Writing Development 101

One of my goals this summer was to get my son to legibly write his name. A task that he is less than enthusiastic about. At the end of his 3-year-old preschool year in May, he could almost complete this task but the letters in his name were all over the page. The other day I asked him to write his name for his great-grandmother, who was visiting at the time, and he politely declined. Later I got him to write his name in his daddy's birthday card and I was dismayed to find that he has regressed somewhat in his name writing abilities. The first letter is great, but the rest are a mess, in no particular order and without attention to giving each letter it's own space. A month ago I would have said, "He's only 3." But now he's 4 and in one short year he will be heading off to kindergarten. Yikes!

So here I am, forced to review what I remember about writing development through what I've learned in college and grad school combined with what I know about how children develop as writers through my classroom experience. Where is my son on the spectrum of writing development and what can I do at home to further his writing?

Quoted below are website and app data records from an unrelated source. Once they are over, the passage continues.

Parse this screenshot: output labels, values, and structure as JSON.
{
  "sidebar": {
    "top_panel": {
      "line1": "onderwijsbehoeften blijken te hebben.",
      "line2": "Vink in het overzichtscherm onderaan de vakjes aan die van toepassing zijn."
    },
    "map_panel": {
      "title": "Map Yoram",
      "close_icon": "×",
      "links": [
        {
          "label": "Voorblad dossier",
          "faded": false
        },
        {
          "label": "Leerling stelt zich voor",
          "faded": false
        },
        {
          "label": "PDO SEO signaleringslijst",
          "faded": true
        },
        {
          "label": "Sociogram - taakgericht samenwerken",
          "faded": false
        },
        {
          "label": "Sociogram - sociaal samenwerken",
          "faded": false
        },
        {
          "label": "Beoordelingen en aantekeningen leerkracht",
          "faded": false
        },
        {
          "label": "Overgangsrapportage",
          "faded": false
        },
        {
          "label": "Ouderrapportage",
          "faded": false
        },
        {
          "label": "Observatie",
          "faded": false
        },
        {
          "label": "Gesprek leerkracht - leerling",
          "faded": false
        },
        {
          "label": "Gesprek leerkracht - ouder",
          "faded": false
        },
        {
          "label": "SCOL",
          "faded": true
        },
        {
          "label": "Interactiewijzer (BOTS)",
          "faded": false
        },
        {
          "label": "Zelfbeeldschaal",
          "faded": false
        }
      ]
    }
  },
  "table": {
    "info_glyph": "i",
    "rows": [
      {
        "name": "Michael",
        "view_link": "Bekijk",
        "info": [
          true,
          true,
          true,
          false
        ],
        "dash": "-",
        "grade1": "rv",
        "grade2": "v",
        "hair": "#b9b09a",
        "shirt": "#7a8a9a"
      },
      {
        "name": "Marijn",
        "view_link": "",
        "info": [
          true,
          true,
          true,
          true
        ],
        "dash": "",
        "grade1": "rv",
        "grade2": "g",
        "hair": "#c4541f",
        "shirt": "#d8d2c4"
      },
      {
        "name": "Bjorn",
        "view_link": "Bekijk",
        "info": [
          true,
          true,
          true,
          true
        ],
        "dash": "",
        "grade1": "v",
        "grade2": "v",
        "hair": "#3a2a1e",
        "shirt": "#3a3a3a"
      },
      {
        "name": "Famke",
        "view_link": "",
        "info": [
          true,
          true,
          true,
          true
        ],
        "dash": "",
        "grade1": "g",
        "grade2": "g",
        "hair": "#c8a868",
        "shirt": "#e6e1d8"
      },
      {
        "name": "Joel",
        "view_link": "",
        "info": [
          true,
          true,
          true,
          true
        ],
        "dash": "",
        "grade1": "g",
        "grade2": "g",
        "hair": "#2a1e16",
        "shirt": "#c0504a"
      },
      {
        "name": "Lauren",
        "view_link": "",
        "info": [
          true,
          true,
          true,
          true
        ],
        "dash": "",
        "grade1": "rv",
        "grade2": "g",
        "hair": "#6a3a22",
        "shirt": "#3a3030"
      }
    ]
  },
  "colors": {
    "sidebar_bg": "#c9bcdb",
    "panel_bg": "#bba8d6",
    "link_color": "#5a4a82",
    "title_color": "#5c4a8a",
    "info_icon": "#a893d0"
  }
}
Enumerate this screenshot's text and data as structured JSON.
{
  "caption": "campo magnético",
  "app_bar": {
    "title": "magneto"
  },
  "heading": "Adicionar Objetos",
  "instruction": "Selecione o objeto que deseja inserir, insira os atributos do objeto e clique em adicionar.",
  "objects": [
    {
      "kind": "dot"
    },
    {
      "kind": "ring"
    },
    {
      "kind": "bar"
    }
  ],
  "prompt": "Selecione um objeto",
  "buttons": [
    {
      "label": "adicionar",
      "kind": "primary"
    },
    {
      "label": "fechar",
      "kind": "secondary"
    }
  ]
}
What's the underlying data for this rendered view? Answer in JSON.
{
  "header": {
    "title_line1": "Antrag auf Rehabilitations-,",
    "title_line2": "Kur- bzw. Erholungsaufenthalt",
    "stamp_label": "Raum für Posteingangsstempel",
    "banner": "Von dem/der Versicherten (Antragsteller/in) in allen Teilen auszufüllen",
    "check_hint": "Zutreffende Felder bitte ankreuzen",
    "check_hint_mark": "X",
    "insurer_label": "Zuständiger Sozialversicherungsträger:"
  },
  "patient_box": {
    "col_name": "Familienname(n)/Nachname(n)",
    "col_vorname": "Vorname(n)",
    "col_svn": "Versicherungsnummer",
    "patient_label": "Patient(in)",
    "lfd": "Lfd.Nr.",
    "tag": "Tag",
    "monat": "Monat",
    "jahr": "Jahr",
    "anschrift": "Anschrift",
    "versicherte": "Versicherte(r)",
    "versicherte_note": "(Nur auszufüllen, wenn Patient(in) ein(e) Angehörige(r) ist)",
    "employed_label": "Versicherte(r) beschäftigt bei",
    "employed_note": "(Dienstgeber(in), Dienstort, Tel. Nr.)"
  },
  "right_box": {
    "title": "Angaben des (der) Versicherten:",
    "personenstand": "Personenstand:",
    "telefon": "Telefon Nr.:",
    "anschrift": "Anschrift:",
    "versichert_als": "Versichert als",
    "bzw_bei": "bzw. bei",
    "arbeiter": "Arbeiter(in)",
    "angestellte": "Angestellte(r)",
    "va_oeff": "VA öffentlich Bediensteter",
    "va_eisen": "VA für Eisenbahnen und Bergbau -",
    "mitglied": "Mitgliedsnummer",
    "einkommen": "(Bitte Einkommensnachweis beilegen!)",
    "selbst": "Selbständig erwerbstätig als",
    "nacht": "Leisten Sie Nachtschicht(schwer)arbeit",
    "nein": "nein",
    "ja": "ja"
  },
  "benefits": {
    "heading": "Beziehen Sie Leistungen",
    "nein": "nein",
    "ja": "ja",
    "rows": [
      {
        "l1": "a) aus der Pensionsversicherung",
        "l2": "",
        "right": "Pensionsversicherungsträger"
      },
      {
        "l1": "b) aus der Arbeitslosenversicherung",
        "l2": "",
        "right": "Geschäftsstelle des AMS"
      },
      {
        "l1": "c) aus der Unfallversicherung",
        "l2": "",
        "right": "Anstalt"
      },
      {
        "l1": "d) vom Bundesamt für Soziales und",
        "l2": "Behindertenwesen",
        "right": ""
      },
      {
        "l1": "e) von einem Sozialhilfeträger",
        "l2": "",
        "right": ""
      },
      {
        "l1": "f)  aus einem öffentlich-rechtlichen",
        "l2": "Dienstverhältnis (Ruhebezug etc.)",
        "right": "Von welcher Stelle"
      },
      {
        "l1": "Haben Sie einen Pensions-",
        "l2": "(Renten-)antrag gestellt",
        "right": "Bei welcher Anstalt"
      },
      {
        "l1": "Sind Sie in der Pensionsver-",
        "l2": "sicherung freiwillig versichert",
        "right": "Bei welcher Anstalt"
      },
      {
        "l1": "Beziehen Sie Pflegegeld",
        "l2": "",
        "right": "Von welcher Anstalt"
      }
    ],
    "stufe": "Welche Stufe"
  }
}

So here goes.

First and foremost it's important to remember that reading and writing develop simultaneously. Also, as with reading, children develop their writing skills in a sequence. In the beginning, children scribble. 


Does this look familiar? It should, all children begin writing this way. This scribbling is actually a combined effort between my 16 month old and 4 year old on our white board easel. Towards the end of the scribbling stage, which is where my son is now, kids start drawing things that resemble more of a picture, like this picture my son drew recently of a person. 


It's really just a more organized scribble, right? But you can start to make out features like the head, the eyes, a nose that looks like a backwards four and two legs sticking out of the bottom. Next comes the pretend writing stage where kids writing resembles squiggly lines. After pretend writing children start writing actual letters in a random assortment. Later kids go on the write letters that represent sounds and then even later start grouping their letters into words and sentences. 

So what glaring fact did I learn from going back through the stages of writing and comparing them to my son's writing? Why can't he write his name? Well, he's simply not ready yet. So what can I do to help him get there? For starters, I need to model writing for him. Not sit him down and make him watch me write, but write things around him, for example making a grocery list or leaving a note for Daddy. In this digital age I type most of my lists into my phone or contact others through text messages and of course I'm always typing something on the computer, but he doesn't really see me hand write much. Also, I need to encourage him to participate in writing activities more often. We have plenty of paper, crayons, markers, etc. but I usually keep them put away in a drawer. I need to make more of an effort to get them out and use them. Okay, I have my start. I will keep you posted on how it goes. More pre-writing development ideas to come!